As we already have the record of Amabella, granddaughter of Essolf, being granted land in Stansfield along with her husband, the Lancashire sources deserve to be explored in much greater detail and reveal Roger son of Warin son of Orm son of Magnus, associated with a place called Hutton, just SW of Preston. Instances of any other Warins in the area can be dismissed once their family relationships and land holdings are explored in detail.

Anyone familiar with the period, and with some of the prominent families in the tree below, can see how interwoven the different lineages are. Of greatest importance to us are the de Thornhills because between them, in successive generations, they held land in Stansfield and also in the small area of Lancashire which concerns us with regard to our genealogical origins.

To view the following 'tree' more easily, right click on it and save the image to your desktop, then view it at greater magnification using your image viewer software. It is designed to split into two halves for printing.

Mobirise

Connections which stand out are as follows:-

Part of Aliz (Alice) Walter's dowry when she married Orm son of Magnus included lands in Rawcliffe. Richard de Thornhill, and his son John de Thornhill, both held lands in Middle Rawcliffe in 1253 and 1242 respectively. Before them, Richard de Thornhill's father Jordan de Thornhill son of Essolf had been granted land in Stansfield by Hamelin, Earl Warenne, no earlier than April 1164 (when he acquired extensive estates in Yorkshire by marriage). Some of the land in Stansfield found its way to John son of Essolf, who granted land in Stansfield to his daughter Amabella on her marriage to Roger son of Warin. So de Thornhills held land in both Stansfield and near Preston - perhaps the best confirmation of our Lancashire roots. 

Warin de Corney, the grandson of Warin son of Roger son of Orm son of Magnus, had a sister called Amabel - possibly named after her uncle Roger's wife.

Roger and Amabella had a son named Elias, possibly named after his father's cousin Elias de Hutton. Elias was also a common name among the many descendants of Essolf.

Roger de Hutton, son of Orm, held lands in Medlar which passed to Roger's son Elias de Hutton then to Elias's sister Cecily who married into the Gernet family. Quenilda, wife of Jordan de Thornhill son of Jordan, remarried into the Gernet family after Jordan junior died.

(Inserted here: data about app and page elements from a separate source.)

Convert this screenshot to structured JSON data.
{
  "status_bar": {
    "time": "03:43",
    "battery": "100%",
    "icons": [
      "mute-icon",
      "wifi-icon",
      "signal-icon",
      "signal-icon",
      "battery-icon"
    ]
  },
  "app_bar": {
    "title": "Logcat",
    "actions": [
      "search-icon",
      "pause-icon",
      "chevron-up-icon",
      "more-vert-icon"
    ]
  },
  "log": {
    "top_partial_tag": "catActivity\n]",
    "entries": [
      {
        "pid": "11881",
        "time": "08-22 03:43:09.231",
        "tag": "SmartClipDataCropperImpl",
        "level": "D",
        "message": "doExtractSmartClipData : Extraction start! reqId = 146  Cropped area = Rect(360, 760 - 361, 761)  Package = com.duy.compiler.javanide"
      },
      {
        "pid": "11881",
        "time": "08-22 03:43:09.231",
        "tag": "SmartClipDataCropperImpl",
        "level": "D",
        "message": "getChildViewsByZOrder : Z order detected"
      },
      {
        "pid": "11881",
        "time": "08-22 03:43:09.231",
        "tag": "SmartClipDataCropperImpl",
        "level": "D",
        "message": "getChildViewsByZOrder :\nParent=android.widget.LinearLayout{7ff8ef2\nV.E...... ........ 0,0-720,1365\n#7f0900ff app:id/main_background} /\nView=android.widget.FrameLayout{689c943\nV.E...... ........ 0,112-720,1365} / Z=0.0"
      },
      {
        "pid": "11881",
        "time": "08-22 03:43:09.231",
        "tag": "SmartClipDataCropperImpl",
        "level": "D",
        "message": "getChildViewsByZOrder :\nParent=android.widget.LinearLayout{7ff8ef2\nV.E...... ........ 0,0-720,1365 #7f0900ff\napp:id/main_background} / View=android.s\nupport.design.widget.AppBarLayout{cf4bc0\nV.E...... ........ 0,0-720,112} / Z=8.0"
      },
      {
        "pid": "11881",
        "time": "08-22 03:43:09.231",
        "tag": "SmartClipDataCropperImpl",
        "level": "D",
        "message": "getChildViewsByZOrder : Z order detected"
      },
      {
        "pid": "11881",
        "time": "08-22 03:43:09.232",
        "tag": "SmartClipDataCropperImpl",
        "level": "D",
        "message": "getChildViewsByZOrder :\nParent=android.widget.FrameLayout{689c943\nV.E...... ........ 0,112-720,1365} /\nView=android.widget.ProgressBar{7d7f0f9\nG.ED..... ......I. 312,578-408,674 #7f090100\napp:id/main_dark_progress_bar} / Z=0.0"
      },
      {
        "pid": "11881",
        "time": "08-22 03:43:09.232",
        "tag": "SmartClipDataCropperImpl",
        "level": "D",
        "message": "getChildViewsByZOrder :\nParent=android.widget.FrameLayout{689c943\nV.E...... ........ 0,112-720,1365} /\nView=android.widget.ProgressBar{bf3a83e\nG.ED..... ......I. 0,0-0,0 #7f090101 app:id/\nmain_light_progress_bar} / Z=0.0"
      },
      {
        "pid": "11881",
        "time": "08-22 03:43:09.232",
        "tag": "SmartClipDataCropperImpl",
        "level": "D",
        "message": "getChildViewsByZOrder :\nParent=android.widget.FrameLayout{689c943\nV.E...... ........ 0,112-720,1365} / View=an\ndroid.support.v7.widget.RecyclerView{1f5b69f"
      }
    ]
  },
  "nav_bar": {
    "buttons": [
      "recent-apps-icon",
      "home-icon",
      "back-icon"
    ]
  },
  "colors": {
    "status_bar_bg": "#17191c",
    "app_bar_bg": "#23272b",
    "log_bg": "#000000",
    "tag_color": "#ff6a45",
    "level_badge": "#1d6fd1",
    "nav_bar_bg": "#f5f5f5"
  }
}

Quenilda's father Richard claimed to have experienced two miracles involving St Cuthbert. Jordan de Thornhill senior claimed a miracle which involved his son William being raised from the dead. So Jordan de Thornhill junior, who married Quenilda, had both a father and a father-in-law each of whom claimed to have experienced miracles. (Jordan senior's miracle is recounted at great length by two monks of that period and is depicted in stained glass at Canterbury Cathedral, Jordan having been a close friend of Thomas Becket.)

Warin's contemporaries on his mother's side included Hubert, Archbishop of Canterbury, and Theobald, first Lord Butler of Ireland - though their father Herveus (junior) had also married into a noble Norman family which must have raised their status considerably. Even so, Warin's father Orm son of Magnus must have had considerable standing for him to have married into the Walter family. While not evident from the above tree, any doubts about Orm's status can be quickly dismissed when one considers that Orm was listed as a witness to a grant to Fountains Abbey made by William son of Duncan II of Scotland and nephew of David I of Scotland, the reigning monarch at the time, sometime between 1146 and 1153 at Skipton [probably Skipton Castle]. In the records found to date, Magnus himself is given neither a locational identifier nor a 'son of' designation, thus suggesting that he was sufficiently well known, at least locally, not to require either for the purpose of identification. Once again, this implies status.



My thanks to researcher Joanne Backhouse for her collaboration and guidance regarding the Stansfeld family and Calderdale.